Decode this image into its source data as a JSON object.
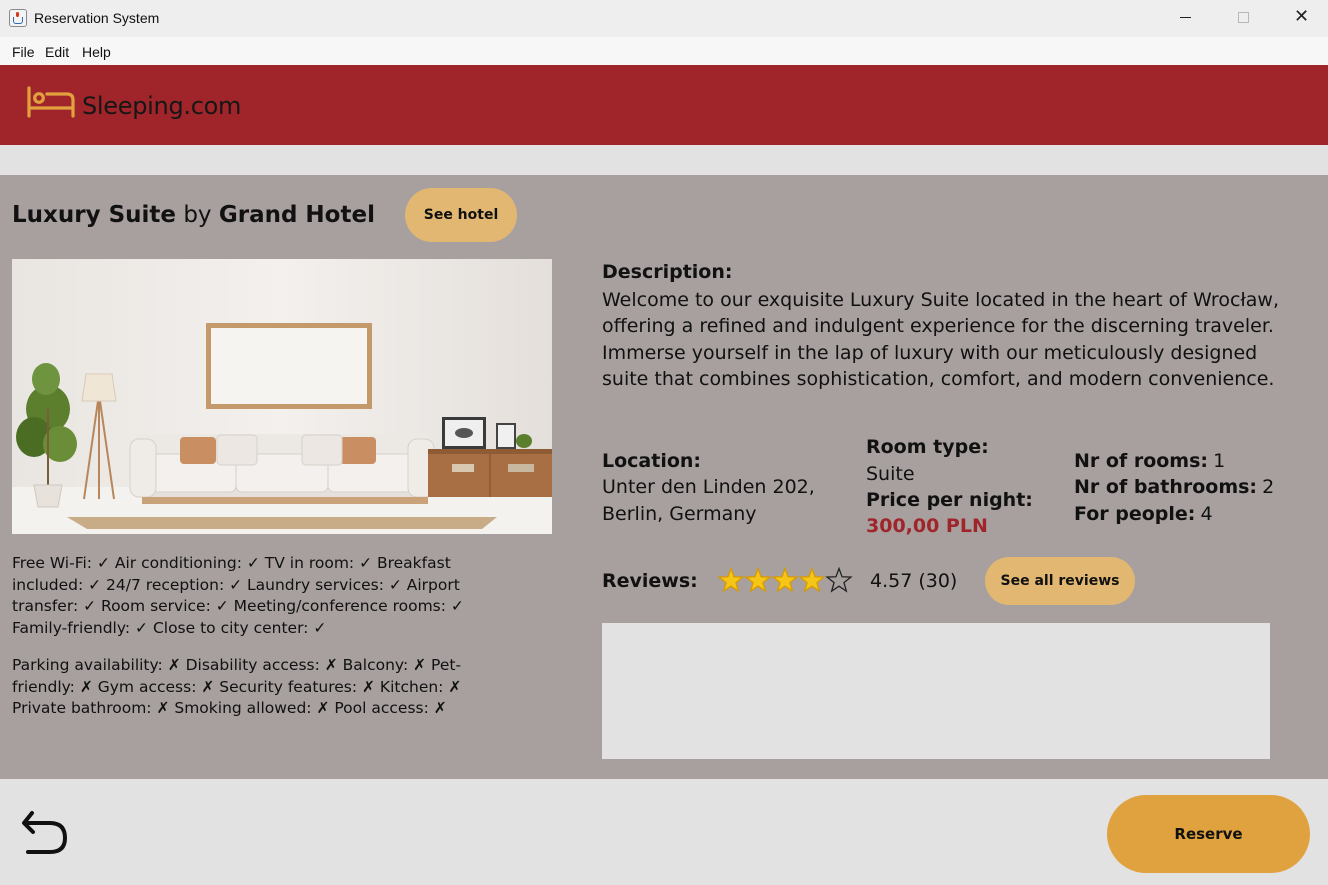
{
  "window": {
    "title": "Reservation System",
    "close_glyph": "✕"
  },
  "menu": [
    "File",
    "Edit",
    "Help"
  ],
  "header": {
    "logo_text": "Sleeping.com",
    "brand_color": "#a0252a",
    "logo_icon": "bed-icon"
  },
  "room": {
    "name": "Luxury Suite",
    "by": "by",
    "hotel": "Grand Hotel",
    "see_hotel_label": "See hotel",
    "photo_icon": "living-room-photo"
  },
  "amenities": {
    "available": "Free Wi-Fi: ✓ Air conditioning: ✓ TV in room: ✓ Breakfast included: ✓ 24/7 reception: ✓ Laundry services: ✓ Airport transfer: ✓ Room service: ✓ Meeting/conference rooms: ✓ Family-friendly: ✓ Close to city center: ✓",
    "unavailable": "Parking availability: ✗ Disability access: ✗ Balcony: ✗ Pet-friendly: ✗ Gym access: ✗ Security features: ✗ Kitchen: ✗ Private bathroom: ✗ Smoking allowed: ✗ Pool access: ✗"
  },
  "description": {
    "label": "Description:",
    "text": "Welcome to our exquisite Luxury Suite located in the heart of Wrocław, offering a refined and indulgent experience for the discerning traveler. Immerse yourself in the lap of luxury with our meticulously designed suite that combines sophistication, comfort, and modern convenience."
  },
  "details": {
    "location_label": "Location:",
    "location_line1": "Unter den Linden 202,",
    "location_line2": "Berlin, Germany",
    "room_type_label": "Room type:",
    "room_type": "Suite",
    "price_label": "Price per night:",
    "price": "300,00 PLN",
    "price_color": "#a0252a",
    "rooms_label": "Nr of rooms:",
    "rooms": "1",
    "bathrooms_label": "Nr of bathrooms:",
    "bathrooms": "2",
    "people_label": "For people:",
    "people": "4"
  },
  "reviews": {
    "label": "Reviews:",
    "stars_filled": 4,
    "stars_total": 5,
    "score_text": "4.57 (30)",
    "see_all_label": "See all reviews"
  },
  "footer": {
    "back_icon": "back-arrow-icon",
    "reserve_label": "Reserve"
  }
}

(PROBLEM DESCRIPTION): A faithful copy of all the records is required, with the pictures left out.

(ANSWER BELOW):
Decode this image into its source data as a JSON object.
{
  "window": {
    "title": "Reservation System",
    "close_glyph": "✕"
  },
  "menu": [
    "File",
    "Edit",
    "Help"
  ],
  "header": {
    "logo_text": "Sleeping.com",
    "brand_color": "#a0252a",
    "logo_icon": "bed-icon"
  },
  "room": {
    "name": "Luxury Suite",
    "by": "by",
    "hotel": "Grand Hotel",
    "see_hotel_label": "See hotel",
    "photo_icon": "living-room-photo"
  },
  "amenities": {
    "available": "Free Wi-Fi: ✓ Air conditioning: ✓ TV in room: ✓ Breakfast included: ✓ 24/7 reception: ✓ Laundry services: ✓ Airport transfer: ✓ Room service: ✓ Meeting/conference rooms: ✓ Family-friendly: ✓ Close to city center: ✓",
    "unavailable": "Parking availability: ✗ Disability access: ✗ Balcony: ✗ Pet-friendly: ✗ Gym access: ✗ Security features: ✗ Kitchen: ✗ Private bathroom: ✗ Smoking allowed: ✗ Pool access: ✗"
  },
  "description": {
    "label": "Description:",
    "text": "Welcome to our exquisite Luxury Suite located in the heart of Wrocław, offering a refined and indulgent experience for the discerning traveler. Immerse yourself in the lap of luxury with our meticulously designed suite that combines sophistication, comfort, and modern convenience."
  },
  "details": {
    "location_label": "Location:",
    "location_line1": "Unter den Linden 202,",
    "location_line2": "Berlin, Germany",
    "room_type_label": "Room type:",
    "room_type": "Suite",
    "price_label": "Price per night:",
    "price": "300,00 PLN",
    "price_color": "#a0252a",
    "rooms_label": "Nr of rooms:",
    "rooms": "1",
    "bathrooms_label": "Nr of bathrooms:",
    "bathrooms": "2",
    "people_label": "For people:",
    "people": "4"
  },
  "reviews": {
    "label": "Reviews:",
    "stars_filled": 4,
    "stars_total": 5,
    "score_text": "4.57 (30)",
    "see_all_label": "See all reviews"
  },
  "footer": {
    "back_icon": "back-arrow-icon",
    "reserve_label": "Reserve"
  }
}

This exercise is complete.